Write out every record below exactly, so that nothing differs from what is shown.
BEGIN INFORMATION
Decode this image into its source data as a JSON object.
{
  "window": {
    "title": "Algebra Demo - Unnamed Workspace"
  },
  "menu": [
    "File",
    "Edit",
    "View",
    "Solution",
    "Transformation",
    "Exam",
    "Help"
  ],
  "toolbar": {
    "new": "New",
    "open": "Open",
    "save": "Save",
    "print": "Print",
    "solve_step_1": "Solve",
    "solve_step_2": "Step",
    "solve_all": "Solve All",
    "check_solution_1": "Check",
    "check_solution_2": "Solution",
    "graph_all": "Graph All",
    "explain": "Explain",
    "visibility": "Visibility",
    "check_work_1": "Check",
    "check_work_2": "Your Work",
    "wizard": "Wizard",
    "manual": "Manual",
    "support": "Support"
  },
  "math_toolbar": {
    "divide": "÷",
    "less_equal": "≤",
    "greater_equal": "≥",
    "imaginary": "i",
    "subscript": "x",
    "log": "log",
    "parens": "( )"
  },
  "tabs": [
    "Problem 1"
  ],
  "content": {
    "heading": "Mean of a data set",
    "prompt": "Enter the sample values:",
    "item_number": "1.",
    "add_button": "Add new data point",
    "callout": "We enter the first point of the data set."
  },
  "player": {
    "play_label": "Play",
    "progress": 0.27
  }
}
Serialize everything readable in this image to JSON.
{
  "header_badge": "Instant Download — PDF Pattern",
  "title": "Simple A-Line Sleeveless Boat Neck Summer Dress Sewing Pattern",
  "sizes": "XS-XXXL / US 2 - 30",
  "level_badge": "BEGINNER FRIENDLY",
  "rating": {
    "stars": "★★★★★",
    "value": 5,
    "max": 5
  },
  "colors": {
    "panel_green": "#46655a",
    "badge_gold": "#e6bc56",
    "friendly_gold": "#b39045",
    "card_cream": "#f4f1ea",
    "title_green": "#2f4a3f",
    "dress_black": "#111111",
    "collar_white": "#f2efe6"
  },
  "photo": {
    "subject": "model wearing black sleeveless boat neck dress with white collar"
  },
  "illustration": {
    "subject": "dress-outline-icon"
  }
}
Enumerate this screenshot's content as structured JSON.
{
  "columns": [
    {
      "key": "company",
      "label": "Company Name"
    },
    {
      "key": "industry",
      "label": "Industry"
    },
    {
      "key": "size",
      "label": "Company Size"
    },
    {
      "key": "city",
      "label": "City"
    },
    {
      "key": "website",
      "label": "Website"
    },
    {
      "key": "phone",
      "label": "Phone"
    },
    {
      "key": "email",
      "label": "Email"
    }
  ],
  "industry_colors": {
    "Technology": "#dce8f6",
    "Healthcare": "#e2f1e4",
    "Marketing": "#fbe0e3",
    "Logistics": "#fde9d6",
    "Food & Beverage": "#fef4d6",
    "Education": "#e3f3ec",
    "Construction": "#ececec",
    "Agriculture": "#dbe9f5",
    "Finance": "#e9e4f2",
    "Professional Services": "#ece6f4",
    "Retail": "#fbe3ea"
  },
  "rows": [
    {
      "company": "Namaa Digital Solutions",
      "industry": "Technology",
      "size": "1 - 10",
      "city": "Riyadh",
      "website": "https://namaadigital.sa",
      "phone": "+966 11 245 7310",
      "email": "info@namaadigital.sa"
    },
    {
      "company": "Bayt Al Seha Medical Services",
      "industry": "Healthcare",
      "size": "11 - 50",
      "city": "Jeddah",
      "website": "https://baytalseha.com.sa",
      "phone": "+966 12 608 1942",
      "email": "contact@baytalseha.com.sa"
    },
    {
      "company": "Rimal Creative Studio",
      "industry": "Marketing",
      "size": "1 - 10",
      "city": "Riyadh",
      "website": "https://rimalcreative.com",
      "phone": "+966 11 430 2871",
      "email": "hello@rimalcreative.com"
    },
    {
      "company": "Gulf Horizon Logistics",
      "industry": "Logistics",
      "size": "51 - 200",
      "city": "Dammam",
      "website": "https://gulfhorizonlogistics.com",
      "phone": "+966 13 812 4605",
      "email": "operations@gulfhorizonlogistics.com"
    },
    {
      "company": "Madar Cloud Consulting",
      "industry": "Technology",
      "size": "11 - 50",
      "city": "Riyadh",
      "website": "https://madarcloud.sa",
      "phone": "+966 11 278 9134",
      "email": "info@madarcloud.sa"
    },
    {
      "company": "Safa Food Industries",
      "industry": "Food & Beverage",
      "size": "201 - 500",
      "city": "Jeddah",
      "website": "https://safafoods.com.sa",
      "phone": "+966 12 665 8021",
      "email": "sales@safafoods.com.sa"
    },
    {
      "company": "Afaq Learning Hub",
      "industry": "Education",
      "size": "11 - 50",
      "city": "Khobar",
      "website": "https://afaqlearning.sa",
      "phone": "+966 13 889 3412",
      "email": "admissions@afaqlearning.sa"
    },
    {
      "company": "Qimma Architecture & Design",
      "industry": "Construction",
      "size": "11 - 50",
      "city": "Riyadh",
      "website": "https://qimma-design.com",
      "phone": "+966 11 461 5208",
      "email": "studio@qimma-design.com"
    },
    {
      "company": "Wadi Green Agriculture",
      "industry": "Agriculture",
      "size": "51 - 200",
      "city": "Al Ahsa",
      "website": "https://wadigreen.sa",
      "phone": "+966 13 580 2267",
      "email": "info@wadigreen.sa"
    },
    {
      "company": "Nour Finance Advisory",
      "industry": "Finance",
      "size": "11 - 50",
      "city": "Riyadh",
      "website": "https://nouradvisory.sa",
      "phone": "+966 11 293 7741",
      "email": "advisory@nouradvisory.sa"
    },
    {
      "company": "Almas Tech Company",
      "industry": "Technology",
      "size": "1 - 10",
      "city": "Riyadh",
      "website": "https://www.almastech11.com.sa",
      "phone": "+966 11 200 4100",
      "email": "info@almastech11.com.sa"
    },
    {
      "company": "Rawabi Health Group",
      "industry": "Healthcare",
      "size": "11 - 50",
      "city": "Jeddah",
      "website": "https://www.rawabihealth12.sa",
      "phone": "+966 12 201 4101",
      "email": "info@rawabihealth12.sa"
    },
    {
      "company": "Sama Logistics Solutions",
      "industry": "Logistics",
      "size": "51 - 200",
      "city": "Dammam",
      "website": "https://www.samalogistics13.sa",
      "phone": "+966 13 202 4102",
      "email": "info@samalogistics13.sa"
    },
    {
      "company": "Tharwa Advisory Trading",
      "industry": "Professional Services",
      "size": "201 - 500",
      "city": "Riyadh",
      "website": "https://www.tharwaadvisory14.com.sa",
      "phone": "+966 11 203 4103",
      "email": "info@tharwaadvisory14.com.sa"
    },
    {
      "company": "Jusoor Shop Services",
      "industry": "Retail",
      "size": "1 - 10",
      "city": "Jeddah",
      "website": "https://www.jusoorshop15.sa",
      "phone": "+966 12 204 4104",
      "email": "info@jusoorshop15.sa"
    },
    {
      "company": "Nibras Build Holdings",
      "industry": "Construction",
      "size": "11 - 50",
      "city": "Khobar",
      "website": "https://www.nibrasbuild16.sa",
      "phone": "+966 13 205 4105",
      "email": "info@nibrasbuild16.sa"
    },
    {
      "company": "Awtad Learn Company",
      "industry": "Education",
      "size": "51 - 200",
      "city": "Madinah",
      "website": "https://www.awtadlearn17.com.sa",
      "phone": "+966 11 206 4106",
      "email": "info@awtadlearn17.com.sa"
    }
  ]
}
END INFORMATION
# RESPONSE BELOW
Decode this image into its source data as a JSON object.
{
  "window": {
    "title": "Algebra Demo - Unnamed Workspace"
  },
  "menu": [
    "File",
    "Edit",
    "View",
    "Solution",
    "Transformation",
    "Exam",
    "Help"
  ],
  "toolbar": {
    "new": "New",
    "open": "Open",
    "save": "Save",
    "print": "Print",
    "solve_step_1": "Solve",
    "solve_step_2": "Step",
    "solve_all": "Solve All",
    "check_solution_1": "Check",
    "check_solution_2": "Solution",
    "graph_all": "Graph All",
    "explain": "Explain",
    "visibility": "Visibility",
    "check_work_1": "Check",
    "check_work_2": "Your Work",
    "wizard": "Wizard",
    "manual": "Manual",
    "support": "Support"
  },
  "math_toolbar": {
    "divide": "÷",
    "less_equal": "≤",
    "greater_equal": "≥",
    "imaginary": "i",
    "subscript": "x",
    "log": "log",
    "parens": "( )"
  },
  "tabs": [
    "Problem 1"
  ],
  "content": {
    "heading": "Mean of a data set",
    "prompt": "Enter the sample values:",
    "item_number": "1.",
    "add_button": "Add new data point",
    "callout": "We enter the first point of the data set."
  },
  "player": {
    "play_label": "Play",
    "progress": 0.27
  }
}
Serialize everything readable in this image to JSON.
{
  "header_badge": "Instant Download — PDF Pattern",
  "title": "Simple A-Line Sleeveless Boat Neck Summer Dress Sewing Pattern",
  "sizes": "XS-XXXL / US 2 - 30",
  "level_badge": "BEGINNER FRIENDLY",
  "rating": {
    "stars": "★★★★★",
    "value": 5,
    "max": 5
  },
  "colors": {
    "panel_green": "#46655a",
    "badge_gold": "#e6bc56",
    "friendly_gold": "#b39045",
    "card_cream": "#f4f1ea",
    "title_green": "#2f4a3f",
    "dress_black": "#111111",
    "collar_white": "#f2efe6"
  },
  "photo": {
    "subject": "model wearing black sleeveless boat neck dress with white collar"
  },
  "illustration": {
    "subject": "dress-outline-icon"
  }
}
Enumerate this screenshot's content as structured JSON.
{
  "columns": [
    {
      "key": "company",
      "label": "Company Name"
    },
    {
      "key": "industry",
      "label": "Industry"
    },
    {
      "key": "size",
      "label": "Company Size"
    },
    {
      "key": "city",
      "label": "City"
    },
    {
      "key": "website",
      "label": "Website"
    },
    {
      "key": "phone",
      "label": "Phone"
    },
    {
      "key": "email",
      "label": "Email"
    }
  ],
  "industry_colors": {
    "Technology": "#dce8f6",
    "Healthcare": "#e2f1e4",
    "Marketing": "#fbe0e3",
    "Logistics": "#fde9d6",
    "Food & Beverage": "#fef4d6",
    "Education": "#e3f3ec",
    "Construction": "#ececec",
    "Agriculture": "#dbe9f5",
    "Finance": "#e9e4f2",
    "Professional Services": "#ece6f4",
    "Retail": "#fbe3ea"
  },
  "rows": [
    {
      "company": "Namaa Digital Solutions",
      "industry": "Technology",
      "size": "1 - 10",
      "city": "Riyadh",
      "website": "https://namaadigital.sa",
      "phone": "+966 11 245 7310",
      "email": "info@namaadigital.sa"
    },
    {
      "company": "Bayt Al Seha Medical Services",
      "industry": "Healthcare",
      "size": "11 - 50",
      "city": "Jeddah",
      "website": "https://baytalseha.com.sa",
      "phone": "+966 12 608 1942",
      "email": "contact@baytalseha.com.sa"
    },
    {
      "company": "Rimal Creative Studio",
      "industry": "Marketing",
      "size": "1 - 10",
      "city": "Riyadh",
      "website": "https://rimalcreative.com",
      "phone": "+966 11 430 2871",
      "email": "hello@rimalcreative.com"
    },
    {
      "company": "Gulf Horizon Logistics",
      "industry": "Logistics",
      "size": "51 - 200",
      "city": "Dammam",
      "website": "https://gulfhorizonlogistics.com",
      "phone": "+966 13 812 4605",
      "email": "operations@gulfhorizonlogistics.com"
    },
    {
      "company": "Madar Cloud Consulting",
      "industry": "Technology",
      "size": "11 - 50",
      "city": "Riyadh",
      "website": "https://madarcloud.sa",
      "phone": "+966 11 278 9134",
      "email": "info@madarcloud.sa"
    },
    {
      "company": "Safa Food Industries",
      "industry": "Food & Beverage",
      "size": "201 - 500",
      "city": "Jeddah",
      "website": "https://safafoods.com.sa",
      "phone": "+966 12 665 8021",
      "email": "sales@safafoods.com.sa"
    },
    {
      "company": "Afaq Learning Hub",
      "industry": "Education",
      "size": "11 - 50",
      "city": "Khobar",
      "website": "https://afaqlearning.sa",
      "phone": "+966 13 889 3412",
      "email": "admissions@afaqlearning.sa"
    },
    {
      "company": "Qimma Architecture & Design",
      "industry": "Construction",
      "size": "11 - 50",
      "city": "Riyadh",
      "website": "https://qimma-design.com",
      "phone": "+966 11 461 5208",
      "email": "studio@qimma-design.com"
    },
    {
      "company": "Wadi Green Agriculture",
      "industry": "Agriculture",
      "size": "51 - 200",
      "city": "Al Ahsa",
      "website": "https://wadigreen.sa",
      "phone": "+966 13 580 2267",
      "email": "info@wadigreen.sa"
    },
    {
      "company": "Nour Finance Advisory",
      "industry": "Finance",
      "size": "11 - 50",
      "city": "Riyadh",
      "website": "https://nouradvisory.sa",
      "phone": "+966 11 293 7741",
      "email": "advisory@nouradvisory.sa"
    },
    {
      "company": "Almas Tech Company",
      "industry": "Technology",
      "size": "1 - 10",
      "city": "Riyadh",
      "website": "https://www.almastech11.com.sa",
      "phone": "+966 11 200 4100",
      "email": "info@almastech11.com.sa"
    },
    {
      "company": "Rawabi Health Group",
      "industry": "Healthcare",
      "size": "11 - 50",
      "city": "Jeddah",
      "website": "https://www.rawabihealth12.sa",
      "phone": "+966 12 201 4101",
      "email": "info@rawabihealth12.sa"
    },
    {
      "company": "Sama Logistics Solutions",
      "industry": "Logistics",
      "size": "51 - 200",
      "city": "Dammam",
      "website": "https://www.samalogistics13.sa",
      "phone": "+966 13 202 4102",
      "email": "info@samalogistics13.sa"
    },
    {
      "company": "Tharwa Advisory Trading",
      "industry": "Professional Services",
      "size": "201 - 500",
      "city": "Riyadh",
      "website": "https://www.tharwaadvisory14.com.sa",
      "phone": "+966 11 203 4103",
      "email": "info@tharwaadvisory14.com.sa"
    },
    {
      "company": "Jusoor Shop Services",
      "industry": "Retail",
      "size": "1 - 10",
      "city": "Jeddah",
      "website": "https://www.jusoorshop15.sa",
      "phone": "+966 12 204 4104",
      "email": "info@jusoorshop15.sa"
    },
    {
      "company": "Nibras Build Holdings",
      "industry": "Construction",
      "size": "11 - 50",
      "city": "Khobar",
      "website": "https://www.nibrasbuild16.sa",
      "phone": "+966 13 205 4105",
      "email": "info@nibrasbuild16.sa"
    },
    {
      "company": "Awtad Learn Company",
      "industry": "Education",
      "size": "51 - 200",
      "city": "Madinah",
      "website": "https://www.awtadlearn17.com.sa",
      "phone": "+966 11 206 4106",
      "email": "info@awtadlearn17.com.sa"
    }
  ]
}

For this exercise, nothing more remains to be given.